• Work to be completed
The answer must consist of every line in the records that contains the word "JSON".

** Opening Available data block **

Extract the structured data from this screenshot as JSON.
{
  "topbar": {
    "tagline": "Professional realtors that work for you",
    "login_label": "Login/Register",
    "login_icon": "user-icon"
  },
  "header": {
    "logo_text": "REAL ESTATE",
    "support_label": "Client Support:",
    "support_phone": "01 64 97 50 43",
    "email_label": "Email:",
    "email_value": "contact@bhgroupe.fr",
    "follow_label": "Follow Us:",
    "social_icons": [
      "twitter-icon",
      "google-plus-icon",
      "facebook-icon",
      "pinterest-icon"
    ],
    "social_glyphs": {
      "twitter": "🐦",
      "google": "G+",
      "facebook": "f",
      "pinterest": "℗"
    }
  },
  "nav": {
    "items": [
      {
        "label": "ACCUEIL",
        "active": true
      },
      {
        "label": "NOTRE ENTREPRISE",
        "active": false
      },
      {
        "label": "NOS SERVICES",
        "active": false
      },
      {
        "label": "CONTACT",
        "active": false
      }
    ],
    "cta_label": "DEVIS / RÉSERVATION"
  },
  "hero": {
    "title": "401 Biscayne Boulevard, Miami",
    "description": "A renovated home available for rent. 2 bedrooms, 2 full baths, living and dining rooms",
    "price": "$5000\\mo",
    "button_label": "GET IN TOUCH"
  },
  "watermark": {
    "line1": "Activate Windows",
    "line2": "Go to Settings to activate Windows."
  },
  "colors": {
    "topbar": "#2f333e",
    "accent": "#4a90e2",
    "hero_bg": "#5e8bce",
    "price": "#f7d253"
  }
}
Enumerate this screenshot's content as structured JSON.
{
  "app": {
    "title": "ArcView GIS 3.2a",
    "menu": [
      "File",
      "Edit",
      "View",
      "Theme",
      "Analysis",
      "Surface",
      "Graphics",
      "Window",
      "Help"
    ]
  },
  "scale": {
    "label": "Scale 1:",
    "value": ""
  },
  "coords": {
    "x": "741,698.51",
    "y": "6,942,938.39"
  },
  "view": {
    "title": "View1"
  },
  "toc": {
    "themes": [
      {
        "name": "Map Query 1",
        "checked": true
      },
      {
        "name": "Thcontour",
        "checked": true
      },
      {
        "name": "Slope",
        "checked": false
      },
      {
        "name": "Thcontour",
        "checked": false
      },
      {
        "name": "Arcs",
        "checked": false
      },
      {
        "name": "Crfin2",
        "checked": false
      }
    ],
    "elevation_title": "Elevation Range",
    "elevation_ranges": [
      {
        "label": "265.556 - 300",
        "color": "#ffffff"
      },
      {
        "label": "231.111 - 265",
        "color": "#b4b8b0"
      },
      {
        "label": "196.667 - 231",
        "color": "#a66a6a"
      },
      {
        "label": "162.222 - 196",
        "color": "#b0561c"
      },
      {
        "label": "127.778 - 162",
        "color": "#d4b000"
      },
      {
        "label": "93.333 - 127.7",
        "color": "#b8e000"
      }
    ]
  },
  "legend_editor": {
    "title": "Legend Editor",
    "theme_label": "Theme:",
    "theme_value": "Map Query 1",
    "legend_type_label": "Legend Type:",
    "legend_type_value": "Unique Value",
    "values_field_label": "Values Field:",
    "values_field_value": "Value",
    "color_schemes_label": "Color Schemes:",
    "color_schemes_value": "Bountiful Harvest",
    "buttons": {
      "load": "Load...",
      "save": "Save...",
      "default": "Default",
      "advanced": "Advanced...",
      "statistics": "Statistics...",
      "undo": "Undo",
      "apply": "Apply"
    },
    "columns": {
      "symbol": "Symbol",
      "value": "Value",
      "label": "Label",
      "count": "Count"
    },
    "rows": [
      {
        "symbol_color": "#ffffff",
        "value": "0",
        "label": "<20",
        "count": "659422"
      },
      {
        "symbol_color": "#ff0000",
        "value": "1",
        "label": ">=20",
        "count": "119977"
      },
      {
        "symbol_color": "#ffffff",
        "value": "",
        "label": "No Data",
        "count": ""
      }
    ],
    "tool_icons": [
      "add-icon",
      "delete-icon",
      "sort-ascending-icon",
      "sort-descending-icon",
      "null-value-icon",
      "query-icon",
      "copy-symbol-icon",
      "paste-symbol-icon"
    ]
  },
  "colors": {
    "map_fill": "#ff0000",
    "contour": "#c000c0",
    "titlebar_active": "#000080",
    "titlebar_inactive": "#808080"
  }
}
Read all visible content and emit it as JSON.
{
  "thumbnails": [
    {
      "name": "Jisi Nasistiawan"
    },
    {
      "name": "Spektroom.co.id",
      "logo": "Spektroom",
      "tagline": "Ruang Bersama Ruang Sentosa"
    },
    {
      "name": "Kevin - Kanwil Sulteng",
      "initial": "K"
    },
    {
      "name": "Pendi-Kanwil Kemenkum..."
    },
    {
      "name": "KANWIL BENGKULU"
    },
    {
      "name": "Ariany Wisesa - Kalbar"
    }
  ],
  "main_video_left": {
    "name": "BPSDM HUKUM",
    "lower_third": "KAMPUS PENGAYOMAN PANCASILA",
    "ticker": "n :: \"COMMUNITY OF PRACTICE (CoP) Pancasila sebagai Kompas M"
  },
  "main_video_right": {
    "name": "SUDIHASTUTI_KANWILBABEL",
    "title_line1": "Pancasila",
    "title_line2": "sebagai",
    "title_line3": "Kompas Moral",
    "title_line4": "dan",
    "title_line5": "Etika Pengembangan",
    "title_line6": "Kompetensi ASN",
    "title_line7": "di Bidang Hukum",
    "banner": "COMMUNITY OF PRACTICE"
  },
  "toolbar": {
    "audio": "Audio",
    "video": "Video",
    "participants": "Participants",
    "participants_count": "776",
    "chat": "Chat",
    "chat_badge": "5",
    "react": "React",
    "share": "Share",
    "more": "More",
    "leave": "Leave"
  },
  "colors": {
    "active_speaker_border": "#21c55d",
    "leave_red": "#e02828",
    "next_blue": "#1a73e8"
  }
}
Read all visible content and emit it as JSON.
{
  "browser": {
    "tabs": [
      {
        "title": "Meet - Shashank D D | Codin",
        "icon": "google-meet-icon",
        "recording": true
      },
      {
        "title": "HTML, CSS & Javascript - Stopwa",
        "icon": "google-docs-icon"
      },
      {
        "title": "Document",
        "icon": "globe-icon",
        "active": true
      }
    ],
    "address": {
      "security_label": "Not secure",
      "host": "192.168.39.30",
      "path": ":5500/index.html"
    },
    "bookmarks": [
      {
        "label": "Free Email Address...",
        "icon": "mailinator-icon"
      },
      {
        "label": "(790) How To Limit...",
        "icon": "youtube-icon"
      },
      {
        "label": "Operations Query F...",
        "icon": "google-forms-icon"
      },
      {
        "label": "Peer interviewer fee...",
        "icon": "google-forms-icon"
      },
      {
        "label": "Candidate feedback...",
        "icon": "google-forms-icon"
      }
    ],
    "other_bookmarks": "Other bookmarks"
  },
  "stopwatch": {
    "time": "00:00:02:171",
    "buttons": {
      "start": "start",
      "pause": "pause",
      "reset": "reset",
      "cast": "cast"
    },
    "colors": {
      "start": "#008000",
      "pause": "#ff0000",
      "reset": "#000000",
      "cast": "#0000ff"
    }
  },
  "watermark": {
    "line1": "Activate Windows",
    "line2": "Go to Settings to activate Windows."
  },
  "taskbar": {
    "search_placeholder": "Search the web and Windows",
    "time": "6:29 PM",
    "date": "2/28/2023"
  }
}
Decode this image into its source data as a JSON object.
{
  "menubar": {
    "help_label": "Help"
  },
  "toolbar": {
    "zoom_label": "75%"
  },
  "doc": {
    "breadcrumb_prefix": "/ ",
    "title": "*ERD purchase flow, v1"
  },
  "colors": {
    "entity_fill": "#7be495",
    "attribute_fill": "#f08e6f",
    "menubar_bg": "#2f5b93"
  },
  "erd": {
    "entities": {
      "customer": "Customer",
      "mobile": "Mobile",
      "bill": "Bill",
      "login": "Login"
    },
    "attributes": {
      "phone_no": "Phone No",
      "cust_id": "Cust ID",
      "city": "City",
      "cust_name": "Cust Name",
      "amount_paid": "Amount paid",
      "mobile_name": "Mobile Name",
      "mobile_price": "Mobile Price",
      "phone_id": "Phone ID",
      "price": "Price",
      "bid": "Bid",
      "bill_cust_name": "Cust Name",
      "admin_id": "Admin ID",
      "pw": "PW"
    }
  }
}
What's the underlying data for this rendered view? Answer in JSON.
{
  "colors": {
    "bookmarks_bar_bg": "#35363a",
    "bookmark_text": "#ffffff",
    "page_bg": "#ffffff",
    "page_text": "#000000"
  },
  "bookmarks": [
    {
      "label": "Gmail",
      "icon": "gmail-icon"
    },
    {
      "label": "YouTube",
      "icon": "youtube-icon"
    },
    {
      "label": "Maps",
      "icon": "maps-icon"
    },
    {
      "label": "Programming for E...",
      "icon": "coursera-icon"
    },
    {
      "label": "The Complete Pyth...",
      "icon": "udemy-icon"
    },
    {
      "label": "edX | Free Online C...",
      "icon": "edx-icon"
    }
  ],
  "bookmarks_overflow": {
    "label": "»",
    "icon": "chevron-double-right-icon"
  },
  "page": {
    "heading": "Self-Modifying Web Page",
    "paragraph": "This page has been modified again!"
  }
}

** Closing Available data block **

• Output for this task
Extract the structured data from this screenshot as JSON.
Enumerate this screenshot's content as structured JSON.
Read all visible content and emit it as JSON.
Read all visible content and emit it as JSON.
Decode this image into its source data as a JSON object.
What's the underlying data for this rendered view? Answer in JSON.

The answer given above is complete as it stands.